** Requirement **
Below are the records; count how many of their lines contain the word "text" and give that number only.

** Material for this exercise **

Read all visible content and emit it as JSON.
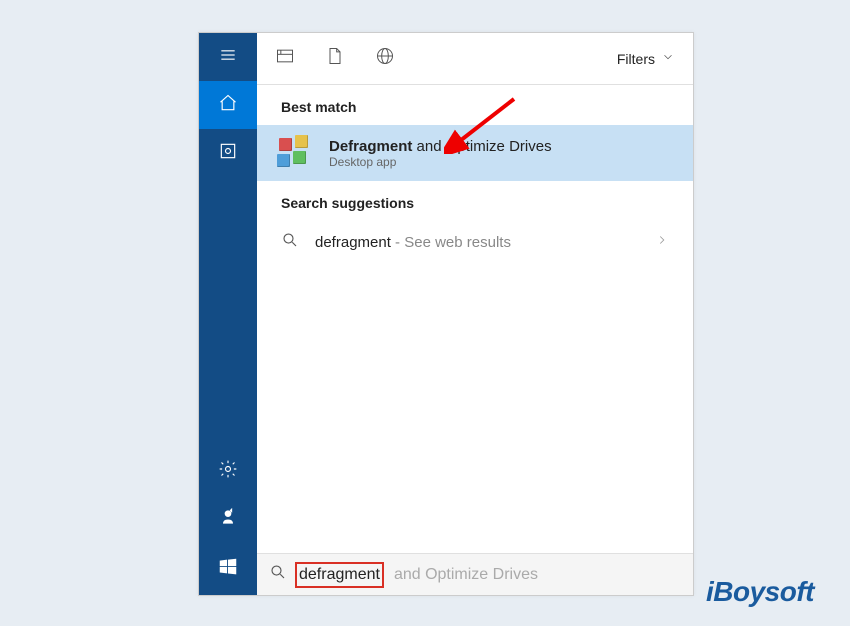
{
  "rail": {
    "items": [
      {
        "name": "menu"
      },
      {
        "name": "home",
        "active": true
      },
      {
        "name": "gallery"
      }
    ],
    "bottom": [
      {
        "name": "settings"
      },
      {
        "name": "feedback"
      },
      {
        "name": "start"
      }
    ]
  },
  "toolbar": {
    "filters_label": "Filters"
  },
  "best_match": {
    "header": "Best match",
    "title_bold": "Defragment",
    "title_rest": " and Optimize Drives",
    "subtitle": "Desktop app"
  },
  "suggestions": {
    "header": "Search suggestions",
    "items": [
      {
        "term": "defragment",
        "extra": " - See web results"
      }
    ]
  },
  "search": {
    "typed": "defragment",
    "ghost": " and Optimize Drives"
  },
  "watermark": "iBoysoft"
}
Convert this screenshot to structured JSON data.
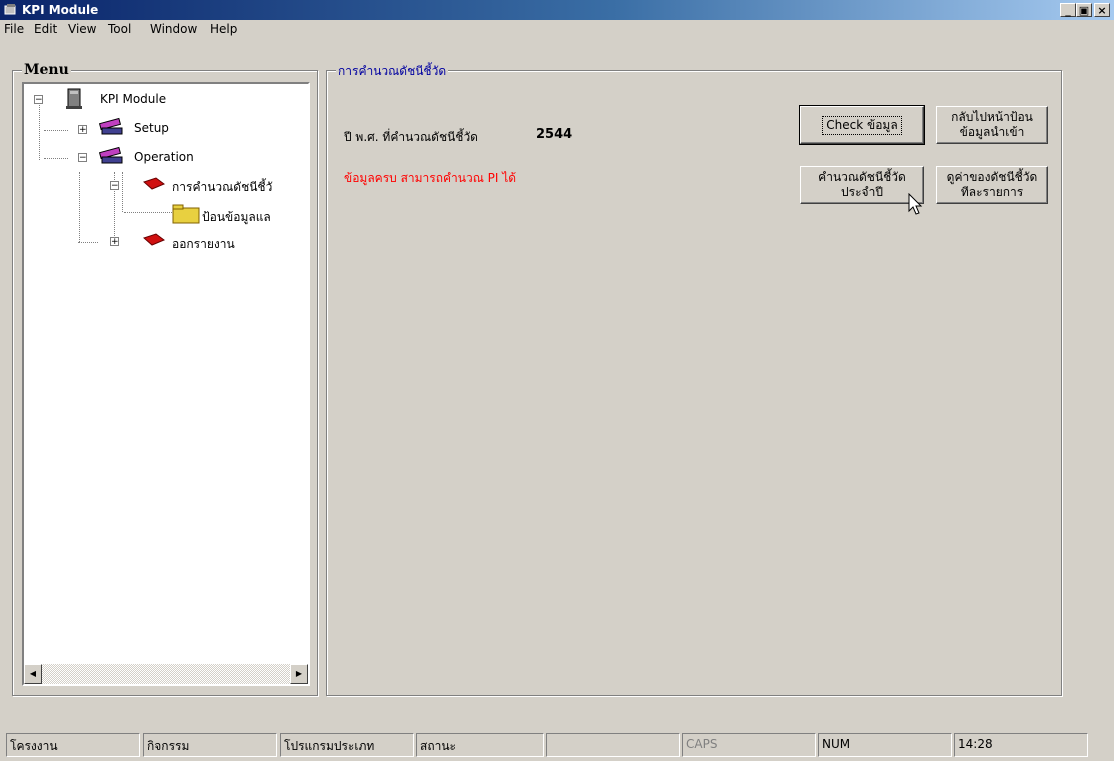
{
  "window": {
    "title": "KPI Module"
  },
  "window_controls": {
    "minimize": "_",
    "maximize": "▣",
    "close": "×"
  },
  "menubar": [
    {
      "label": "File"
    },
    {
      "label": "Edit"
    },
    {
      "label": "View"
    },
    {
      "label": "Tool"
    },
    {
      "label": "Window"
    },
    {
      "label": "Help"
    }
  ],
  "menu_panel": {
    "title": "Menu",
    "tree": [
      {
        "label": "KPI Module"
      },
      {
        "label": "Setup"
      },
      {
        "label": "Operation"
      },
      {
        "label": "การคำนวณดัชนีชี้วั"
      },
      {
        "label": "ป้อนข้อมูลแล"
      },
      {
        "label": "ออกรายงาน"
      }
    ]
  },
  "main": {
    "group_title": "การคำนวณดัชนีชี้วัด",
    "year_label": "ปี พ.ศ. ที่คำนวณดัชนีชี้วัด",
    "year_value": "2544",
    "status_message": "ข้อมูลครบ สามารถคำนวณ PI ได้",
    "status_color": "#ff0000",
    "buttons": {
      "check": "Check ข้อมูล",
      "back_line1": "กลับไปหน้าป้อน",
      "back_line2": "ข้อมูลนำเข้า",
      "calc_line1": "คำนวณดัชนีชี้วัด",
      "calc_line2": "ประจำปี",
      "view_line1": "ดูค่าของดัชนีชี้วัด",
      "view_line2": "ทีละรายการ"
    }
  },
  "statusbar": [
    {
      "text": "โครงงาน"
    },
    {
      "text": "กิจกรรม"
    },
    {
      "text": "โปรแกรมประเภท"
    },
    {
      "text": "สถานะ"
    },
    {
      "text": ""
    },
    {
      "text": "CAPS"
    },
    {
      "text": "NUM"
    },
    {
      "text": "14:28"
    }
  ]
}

** Output **
8